“IPO Frenzy: Are the GoGo Markets Here to Stay?” gave a roundup by an expert panel of venture-fund partners. In the past year, the panel agreed, although life sciences funding continued to decline as a whole, the small-cap sector did fairly well, sparking an influx of large funds and first-time individual investors, while many dedicated investors in the sector remained active. But BIO’s Dave Thomas warned initial financing of U.S. biotech start-ups is on a downward track to reach a 15-year low in 2013.
None of the IPO panelists were willing to predict a sustained flow of small-cap VC or IPO financing in 2014. But the high-profile flush of cash has some companies asking for money they don’t really need yet, some of the panel agreed. Meanwhile, all investors will keep a close eye on further evidence that the companies receiving major infusions, especially on the stock market, can continue to prove their case. Too much negative news in the sector could derail the train of bullish generosity.
“Crowdfunding in Healthcare & Biotech: Will It Bridge the Valley of Death?” had a small-company exec from Novita heading a panel representing traditional funders Knobbe Martens and Delphi, together with innovative funds Poliwogg and Breakout Labs. The panel agreed on one characteristic of early crowdfunding advocates: an idealistic commitment to making investment available to nonelite investors using the increased freedom to communicate opportunities under the JOBS (Jumpstart Our Business Start-ups) Act.
One thing crowdfunders share in common with all investment funds, however, is the challenge of raising money from people they don’t know. Companies must be ready to spend time communicating their case, as Andrew Merikel of Knobbe Martens suggested: “If you want people to invest in your company, you must invest in them!”
“Early Stage Venture Financing: Will Current Trends Continue in 2014?” was moderated by Luke Timmerman, the well-known columnist and vice president of life sciences initiatives at Xconomy. The panel covered a diverse lineup of VCs — Sofinnova, Versant, Third Rock, AbbVie, and 5AM. One common theme: VCs are still unhappy, despite the IPO boom. Even with some top performers in bio, returns for the venture crowd have not been great. Early-stage funding still depends on risk takers with rich pockets, but the multiple mid-stage failures are sinking in; there are fewer dreams, more sobering knowledge.
Another problem VCs have these days is with life science entrepreneurs who use the current bull climate for early-stage investment to drive a hard bargain in exchange for funding. “It’s actually better for VCs when the market sucks,” quipped one of the panelists.
Timmerman was brave enough to bring up a political threat to earlystage research and investment, and to life sciences R&D in general: the Congressional shutdown and near default of the U.S. government, on top of a sharp downward trend in research spending led by the same faction. In a nutshell, what I heard at BIF suggests a message the shutdown faction should heed: The life sciences industry hates politics in general, but it loves the NIH and the industry/government partnership the institutes represent.

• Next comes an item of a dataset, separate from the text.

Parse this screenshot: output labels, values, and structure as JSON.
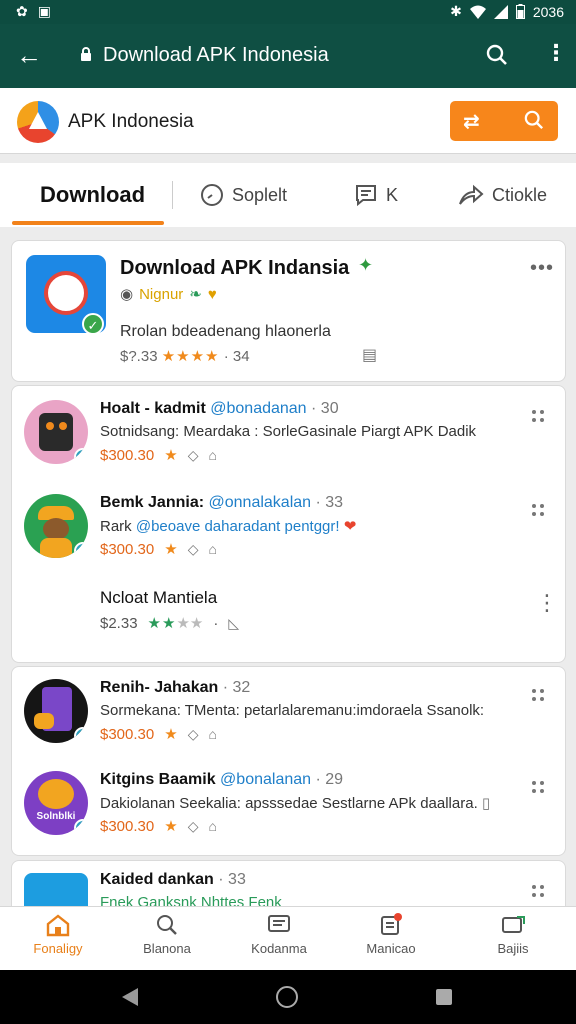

BIF is a world where large pharma companies come as guests and are mentioned only in passing. On the West Coast, far from the old pharma centers of New Jersey, and now on the East Coast, but with Boston leading, Biopharma dominates all discussion of the industry’s future. Still, I believe it’s a mistake to count Big Pharma out, as some observers would like to do. People should remember that, in financial terms alone, Biopharma is still spare change in Big Pharma’s hip pocket. Although they weren’t talking much about big-company money at this year’s BIF, it may well be top of the agenda at next year’s forum.